June 15, 2012
The following is our summary of the Supreme Court’s actions on petitions for review in civil cases from the Court’s conference on Wednesday, June 13, 2012. The summary includes those civil cases in which (1) review has been granted, (2) review has been denied but one or more justices has voted for review, or (3) the Court has ordered depublished an opinion of the Court of Appeal.
Donkin v. Donkin, S202210—Review Granted—June 13, 2012

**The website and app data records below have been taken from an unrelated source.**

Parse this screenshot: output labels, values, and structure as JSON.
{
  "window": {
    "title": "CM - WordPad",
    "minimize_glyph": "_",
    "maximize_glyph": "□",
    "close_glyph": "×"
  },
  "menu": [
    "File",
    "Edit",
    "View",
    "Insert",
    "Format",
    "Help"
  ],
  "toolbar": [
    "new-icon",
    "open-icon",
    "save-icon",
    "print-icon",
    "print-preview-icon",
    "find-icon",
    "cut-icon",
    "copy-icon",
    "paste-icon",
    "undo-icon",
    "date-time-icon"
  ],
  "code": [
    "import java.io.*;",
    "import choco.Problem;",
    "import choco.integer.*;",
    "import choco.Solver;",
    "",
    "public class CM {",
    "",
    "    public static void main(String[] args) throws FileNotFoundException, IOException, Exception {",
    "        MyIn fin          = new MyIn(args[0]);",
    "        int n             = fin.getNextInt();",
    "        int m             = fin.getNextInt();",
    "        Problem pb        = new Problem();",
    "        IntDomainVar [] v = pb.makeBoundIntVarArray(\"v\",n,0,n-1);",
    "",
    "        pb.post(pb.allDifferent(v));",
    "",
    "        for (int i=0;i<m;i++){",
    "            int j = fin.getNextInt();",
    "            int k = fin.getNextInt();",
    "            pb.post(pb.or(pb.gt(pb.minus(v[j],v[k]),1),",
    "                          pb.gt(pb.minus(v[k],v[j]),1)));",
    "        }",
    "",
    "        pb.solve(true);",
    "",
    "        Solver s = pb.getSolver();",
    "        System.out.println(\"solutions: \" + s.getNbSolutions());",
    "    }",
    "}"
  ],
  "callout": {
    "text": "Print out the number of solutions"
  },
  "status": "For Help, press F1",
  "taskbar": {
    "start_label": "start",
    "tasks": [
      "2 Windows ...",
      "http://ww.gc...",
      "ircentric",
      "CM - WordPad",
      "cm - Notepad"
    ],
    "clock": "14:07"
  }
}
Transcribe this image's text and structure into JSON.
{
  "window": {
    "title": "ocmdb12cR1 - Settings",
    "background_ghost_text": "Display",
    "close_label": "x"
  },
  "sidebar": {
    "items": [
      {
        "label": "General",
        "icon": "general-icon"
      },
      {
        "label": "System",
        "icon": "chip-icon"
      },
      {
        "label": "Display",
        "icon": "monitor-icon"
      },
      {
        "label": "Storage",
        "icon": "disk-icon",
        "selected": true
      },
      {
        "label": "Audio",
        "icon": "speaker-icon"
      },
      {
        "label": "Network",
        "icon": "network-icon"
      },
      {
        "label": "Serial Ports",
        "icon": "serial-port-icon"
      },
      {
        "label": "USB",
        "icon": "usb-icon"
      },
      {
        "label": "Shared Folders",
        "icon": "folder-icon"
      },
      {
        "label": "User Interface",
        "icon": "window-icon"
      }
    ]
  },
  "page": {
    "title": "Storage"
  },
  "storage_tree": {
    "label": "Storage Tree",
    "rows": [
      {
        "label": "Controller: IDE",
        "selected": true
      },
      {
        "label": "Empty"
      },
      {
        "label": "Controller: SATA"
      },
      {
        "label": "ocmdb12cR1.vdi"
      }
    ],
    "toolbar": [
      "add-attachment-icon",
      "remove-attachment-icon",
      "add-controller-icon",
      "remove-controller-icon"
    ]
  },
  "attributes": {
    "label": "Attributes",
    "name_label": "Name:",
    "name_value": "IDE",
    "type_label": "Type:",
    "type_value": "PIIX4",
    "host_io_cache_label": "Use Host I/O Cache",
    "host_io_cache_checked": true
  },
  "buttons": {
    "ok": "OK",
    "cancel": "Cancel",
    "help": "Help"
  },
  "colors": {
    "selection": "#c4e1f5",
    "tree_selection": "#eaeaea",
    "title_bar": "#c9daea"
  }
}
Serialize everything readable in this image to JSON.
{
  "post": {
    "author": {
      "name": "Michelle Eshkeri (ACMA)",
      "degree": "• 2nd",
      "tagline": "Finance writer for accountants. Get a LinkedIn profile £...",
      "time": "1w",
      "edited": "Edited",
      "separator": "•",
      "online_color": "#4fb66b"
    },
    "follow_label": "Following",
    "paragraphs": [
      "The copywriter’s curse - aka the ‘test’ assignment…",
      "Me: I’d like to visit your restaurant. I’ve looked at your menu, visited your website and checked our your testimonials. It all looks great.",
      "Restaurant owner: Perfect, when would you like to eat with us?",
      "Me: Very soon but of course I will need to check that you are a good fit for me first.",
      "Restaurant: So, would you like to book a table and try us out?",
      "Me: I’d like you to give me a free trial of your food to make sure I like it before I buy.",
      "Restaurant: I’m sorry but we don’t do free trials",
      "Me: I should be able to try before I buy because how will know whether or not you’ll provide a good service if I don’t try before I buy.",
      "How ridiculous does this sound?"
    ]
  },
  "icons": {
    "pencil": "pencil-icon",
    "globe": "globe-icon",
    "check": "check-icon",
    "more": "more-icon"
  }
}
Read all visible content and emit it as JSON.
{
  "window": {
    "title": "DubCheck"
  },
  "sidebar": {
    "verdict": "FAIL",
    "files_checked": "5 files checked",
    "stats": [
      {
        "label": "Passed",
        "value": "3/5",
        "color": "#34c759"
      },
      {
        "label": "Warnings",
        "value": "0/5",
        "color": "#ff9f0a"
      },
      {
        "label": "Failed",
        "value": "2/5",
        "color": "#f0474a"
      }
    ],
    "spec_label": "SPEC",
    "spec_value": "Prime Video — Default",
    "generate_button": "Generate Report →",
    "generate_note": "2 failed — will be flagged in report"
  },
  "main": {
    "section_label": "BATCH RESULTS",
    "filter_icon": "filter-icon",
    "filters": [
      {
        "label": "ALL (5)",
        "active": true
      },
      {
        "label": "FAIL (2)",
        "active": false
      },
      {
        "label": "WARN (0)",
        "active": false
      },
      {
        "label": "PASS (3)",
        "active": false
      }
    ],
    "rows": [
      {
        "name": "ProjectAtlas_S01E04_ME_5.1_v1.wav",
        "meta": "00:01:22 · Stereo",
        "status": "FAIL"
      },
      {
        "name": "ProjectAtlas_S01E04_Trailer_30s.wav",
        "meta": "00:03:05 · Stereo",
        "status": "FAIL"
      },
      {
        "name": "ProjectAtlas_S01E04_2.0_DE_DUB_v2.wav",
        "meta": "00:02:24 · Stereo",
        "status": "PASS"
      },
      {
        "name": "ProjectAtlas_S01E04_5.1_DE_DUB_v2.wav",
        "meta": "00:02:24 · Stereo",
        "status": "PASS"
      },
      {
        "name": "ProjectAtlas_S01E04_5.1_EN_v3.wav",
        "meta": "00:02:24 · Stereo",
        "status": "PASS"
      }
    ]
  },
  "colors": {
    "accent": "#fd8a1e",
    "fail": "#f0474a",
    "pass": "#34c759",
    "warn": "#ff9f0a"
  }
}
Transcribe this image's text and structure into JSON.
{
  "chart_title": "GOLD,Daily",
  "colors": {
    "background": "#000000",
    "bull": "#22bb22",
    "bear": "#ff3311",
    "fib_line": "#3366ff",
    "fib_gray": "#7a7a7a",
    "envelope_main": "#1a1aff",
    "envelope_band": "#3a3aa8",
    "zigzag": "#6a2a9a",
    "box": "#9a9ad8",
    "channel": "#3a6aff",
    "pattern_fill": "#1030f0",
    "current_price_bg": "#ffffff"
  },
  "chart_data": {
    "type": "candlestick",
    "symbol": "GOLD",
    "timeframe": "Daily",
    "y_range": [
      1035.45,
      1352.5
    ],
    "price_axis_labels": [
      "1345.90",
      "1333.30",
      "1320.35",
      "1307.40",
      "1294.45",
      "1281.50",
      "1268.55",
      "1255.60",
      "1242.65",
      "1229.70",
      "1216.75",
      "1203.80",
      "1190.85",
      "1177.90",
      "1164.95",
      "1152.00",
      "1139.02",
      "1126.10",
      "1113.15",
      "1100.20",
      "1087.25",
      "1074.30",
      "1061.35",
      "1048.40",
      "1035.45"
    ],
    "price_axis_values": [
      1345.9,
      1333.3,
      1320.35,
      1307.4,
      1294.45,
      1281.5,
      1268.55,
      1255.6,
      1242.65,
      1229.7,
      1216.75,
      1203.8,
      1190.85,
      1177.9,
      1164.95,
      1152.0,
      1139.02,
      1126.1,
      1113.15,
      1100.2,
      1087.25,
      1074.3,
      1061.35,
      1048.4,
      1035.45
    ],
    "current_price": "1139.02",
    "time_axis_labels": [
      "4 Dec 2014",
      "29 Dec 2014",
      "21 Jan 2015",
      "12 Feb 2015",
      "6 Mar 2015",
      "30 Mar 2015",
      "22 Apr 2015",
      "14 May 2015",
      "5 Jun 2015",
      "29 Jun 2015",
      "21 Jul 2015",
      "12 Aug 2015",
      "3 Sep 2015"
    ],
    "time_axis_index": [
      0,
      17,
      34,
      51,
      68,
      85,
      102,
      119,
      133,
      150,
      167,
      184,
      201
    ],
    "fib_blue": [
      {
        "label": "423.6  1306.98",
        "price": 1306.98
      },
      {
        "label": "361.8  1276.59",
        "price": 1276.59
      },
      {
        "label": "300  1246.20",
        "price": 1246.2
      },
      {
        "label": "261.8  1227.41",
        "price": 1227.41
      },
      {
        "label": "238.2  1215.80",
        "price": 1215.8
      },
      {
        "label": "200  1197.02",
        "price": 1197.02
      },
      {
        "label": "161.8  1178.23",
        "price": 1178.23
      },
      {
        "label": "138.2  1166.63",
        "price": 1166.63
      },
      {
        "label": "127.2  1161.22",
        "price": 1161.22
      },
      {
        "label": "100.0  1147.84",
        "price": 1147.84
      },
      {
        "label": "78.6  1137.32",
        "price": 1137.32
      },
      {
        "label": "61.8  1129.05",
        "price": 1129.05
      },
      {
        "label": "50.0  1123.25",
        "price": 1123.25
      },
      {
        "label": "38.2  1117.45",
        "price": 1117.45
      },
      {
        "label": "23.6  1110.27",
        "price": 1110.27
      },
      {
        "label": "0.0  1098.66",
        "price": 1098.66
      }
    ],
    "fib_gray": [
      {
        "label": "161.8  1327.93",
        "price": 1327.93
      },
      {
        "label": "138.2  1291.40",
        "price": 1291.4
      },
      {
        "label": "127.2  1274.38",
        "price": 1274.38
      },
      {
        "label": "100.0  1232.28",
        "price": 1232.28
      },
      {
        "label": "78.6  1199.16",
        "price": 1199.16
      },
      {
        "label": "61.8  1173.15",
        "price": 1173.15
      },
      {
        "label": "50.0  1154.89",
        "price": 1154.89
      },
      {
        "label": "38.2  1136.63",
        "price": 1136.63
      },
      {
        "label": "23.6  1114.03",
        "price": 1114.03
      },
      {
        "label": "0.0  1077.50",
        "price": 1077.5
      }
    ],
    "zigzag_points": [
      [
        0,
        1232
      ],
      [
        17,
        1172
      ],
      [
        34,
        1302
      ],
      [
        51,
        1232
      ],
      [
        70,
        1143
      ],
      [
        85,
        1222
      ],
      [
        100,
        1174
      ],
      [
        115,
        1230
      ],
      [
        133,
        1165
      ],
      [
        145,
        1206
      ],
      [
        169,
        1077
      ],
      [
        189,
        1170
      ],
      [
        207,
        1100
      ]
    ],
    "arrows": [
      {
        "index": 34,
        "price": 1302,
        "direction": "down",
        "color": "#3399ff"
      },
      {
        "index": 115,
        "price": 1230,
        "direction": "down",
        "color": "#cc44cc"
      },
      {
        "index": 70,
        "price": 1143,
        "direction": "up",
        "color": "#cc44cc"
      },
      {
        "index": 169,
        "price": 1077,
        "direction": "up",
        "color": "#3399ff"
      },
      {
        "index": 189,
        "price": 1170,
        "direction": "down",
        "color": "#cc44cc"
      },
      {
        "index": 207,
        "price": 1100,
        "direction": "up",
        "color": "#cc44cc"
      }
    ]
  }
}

This case involves a trust dispute. The disputed trust contained a “no contest” clause disinheriting any beneficiary who challenged the trust, its provisions, or its asset distribution. The respondents filed a “safe harbor” petition pursuant to Probate Code section 21320 to determine if their challenge to the trustee’s administration of the trust would constitute a contest under the trust’s no contest provisions. The statute was repealed while the petition was pending.
The questions presented are: (1) whether the former no contest law, Probate Code section 21320, should apply based on the parties’ reliance on it; and (2) whether the safe harbor petition violated the trust’s no contest provisions.
The Court of Appeal, Second District, Division One, held in a published opinion, Donkin v. Donkin (2012) 204 Cal.App.4th 622, that: (1) the former no contest law applied in this situation because Section 3 of the Probate code provides that the old law continues to apply to any paper filed or action taken before the operative date that was proper at the time the action was taken; and (2) the safe harbor petition violated the Trust’s no contest clause because the respondents’ challenges attacked the trust’s distributive scheme by requiring the trustees to exercise their discretion when they were not required to do so by the terms of the trust, as amended.
Mayers v. Volt Management Corp., S200709—Review Granted & Held—June 13, 2012
The plaintiff sued his former employer, alleging several claims under the Fair Employment and Housing Act. The defendant employer moved to compel arbitration based on arbitration provisions in the employment contract. The trial court held the arbitration provisions were unconscionable and unenforceable. The Court of Appeal affirmed.
The question presented is whether the Federal Arbitration Act (9 U.S.C. §2), as interpreted in AT&T Mobility LLC v. Concepcion (2011) 563 U.S. __, 131 S.Ct. 1740, preempts state law rules invalidating mandatory arbitration provisions in a consumer contract as procedurally and substantively unconscionable. This question is also before the Court in Sanchez v. Valencia Holding Co., S199119.
In re Joey V., S201376—Review Granted & Held—June 13 2012
The question presented is whether Welfare and Institutions Code section 224.3, which requires tribal notification under the Indian Child Welfare Act (25 U.S.C. §§ 1901 et seq.) of a juvenile delinquency proceeding (Welf. & Inst. Code, § 602) when a juvenile is charged with an act that would be a crime if committed by an adult, is preempted because it expands jurisdiction to proceedings expressly excluded from the Act. This issue is also before the Court in In re W.B., S181638.
County of Los Angeles v. Superior Court, S201534—Review granted and transferred—June 13, 2012
This case concerns the Public Records Act’s exemption for “[r]ecords pertaining to pending litigation to which the public agency is a party, or to claims made pursuant to Division 3.6 (commencing with Section 810), until the pending litigation or claim has been finally adjudicated or otherwise settled.” (Gov. Code, § 6254, subd. (b).) The questions presented are: (1) whether the exemption applies to Public Records Act requests seeking billing and payment records for attorneys employed by public entities when such requests are made during the pendency of litigation; and (2) whether the exemption prevents the compromise of attorney-client and attorney work product protections prior to the final resolution of lawsuits involving public entities.
The Supreme Court transferred the matter back to the Court of Appeal, Second District, Division Eight, with directions to vacate its order denying Los Angeles County’s petition for a writ of mandate, and to issue a new order directing the trial court and real party in interest to show cause why the relief sought in the petition should not be granted.
Review Denied (with dissenting justices)